TO DO:
In the records below, find every line that contains "JSON" and list it.

Items listed in a dataset:
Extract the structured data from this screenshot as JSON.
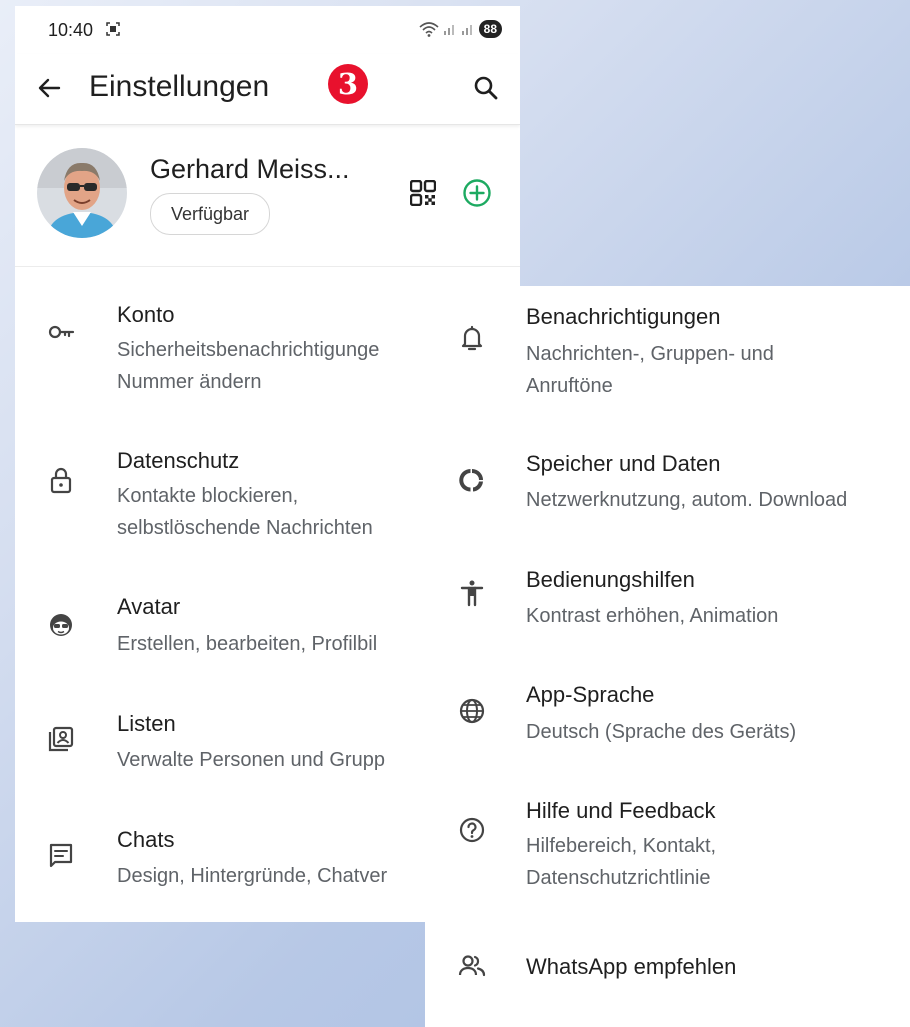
{
  "status_bar": {
    "time": "10:40",
    "battery": "88"
  },
  "app_bar": {
    "title": "Einstellungen",
    "step_badge": "3"
  },
  "profile": {
    "name": "Gerhard Meiss...",
    "status": "Verfügbar"
  },
  "settings_left": [
    {
      "icon": "key-icon",
      "title": "Konto",
      "subtitle": "Sicherheitsbenachrichtigunge\nNummer ändern"
    },
    {
      "icon": "lock-icon",
      "title": "Datenschutz",
      "subtitle": "Kontakte blockieren,\nselbstlöschende Nachrichten"
    },
    {
      "icon": "avatar-face-icon",
      "title": "Avatar",
      "subtitle": "Erstellen, bearbeiten, Profilbil"
    },
    {
      "icon": "contact-list-icon",
      "title": "Listen",
      "subtitle": "Verwalte Personen und Grupp"
    },
    {
      "icon": "chat-icon",
      "title": "Chats",
      "subtitle": "Design, Hintergründe, Chatver"
    }
  ],
  "settings_right": [
    {
      "icon": "bell-icon",
      "title": "Benachrichtigungen",
      "subtitle": "Nachrichten-, Gruppen- und\nAnruftöne"
    },
    {
      "icon": "storage-circle-icon",
      "title": "Speicher und Daten",
      "subtitle": "Netzwerknutzung, autom. Download"
    },
    {
      "icon": "accessibility-icon",
      "title": "Bedienungshilfen",
      "subtitle": "Kontrast erhöhen, Animation"
    },
    {
      "icon": "globe-icon",
      "title": "App-Sprache",
      "subtitle": "Deutsch (Sprache des Geräts)"
    },
    {
      "icon": "help-icon",
      "title": "Hilfe und Feedback",
      "subtitle": "Hilfebereich, Kontakt,\nDatenschutzrichtlinie"
    },
    {
      "icon": "people-icon",
      "title": "WhatsApp empfehlen",
      "subtitle": ""
    }
  ],
  "colors": {
    "step_badge": "#e8112d",
    "add_icon": "#1daa61",
    "text_primary": "#1f1f1f",
    "text_secondary": "#5f6368"
  }
}
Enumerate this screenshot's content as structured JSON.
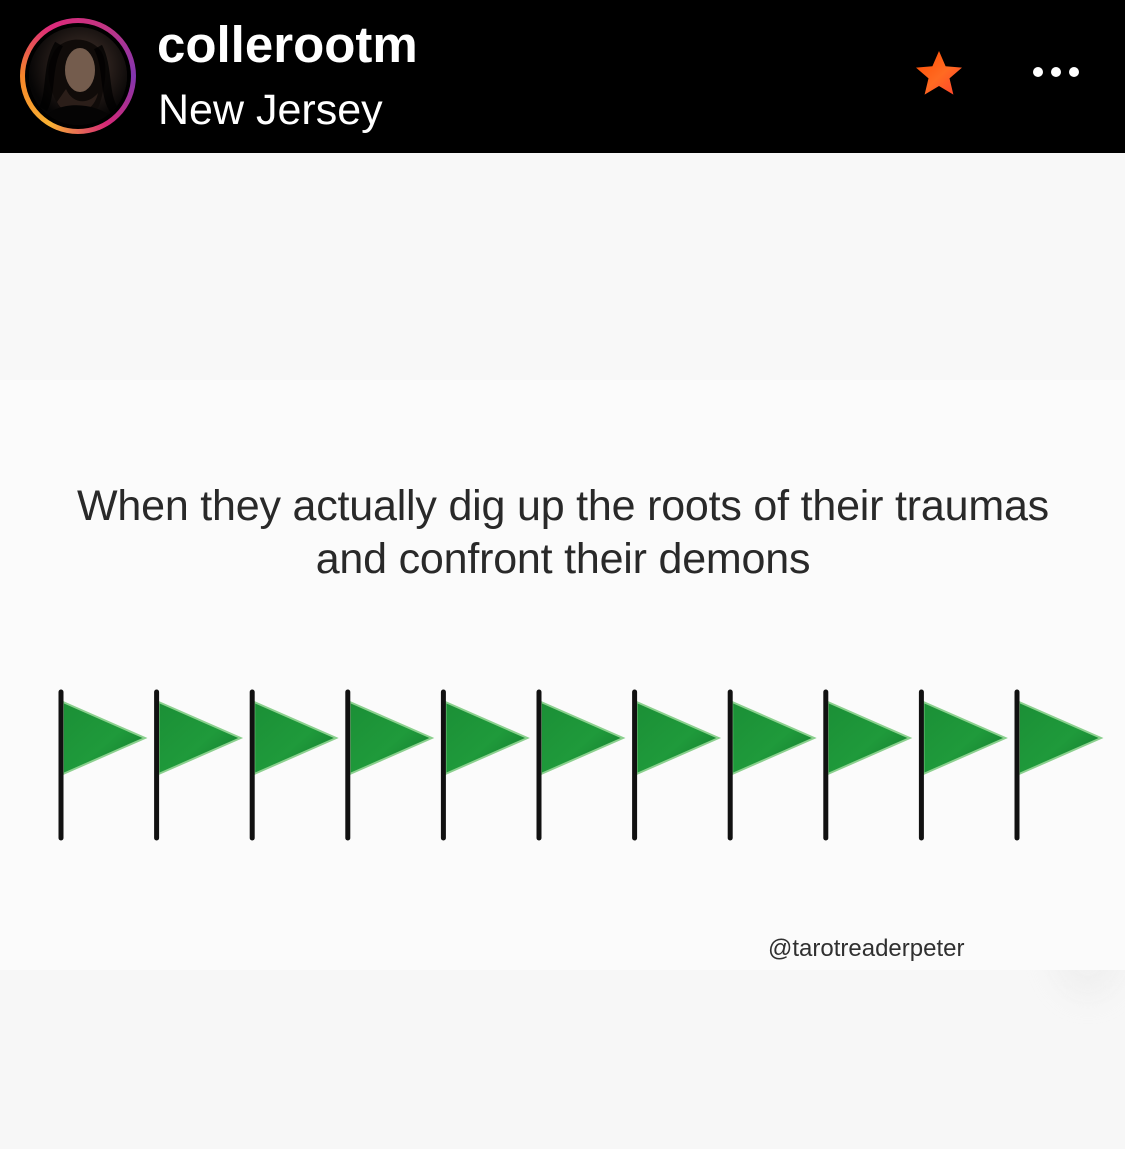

EXERCISE ANSWER:
Extract the structured data from this screenshot as JSON.
Enumerate this screenshot's content as structured JSON.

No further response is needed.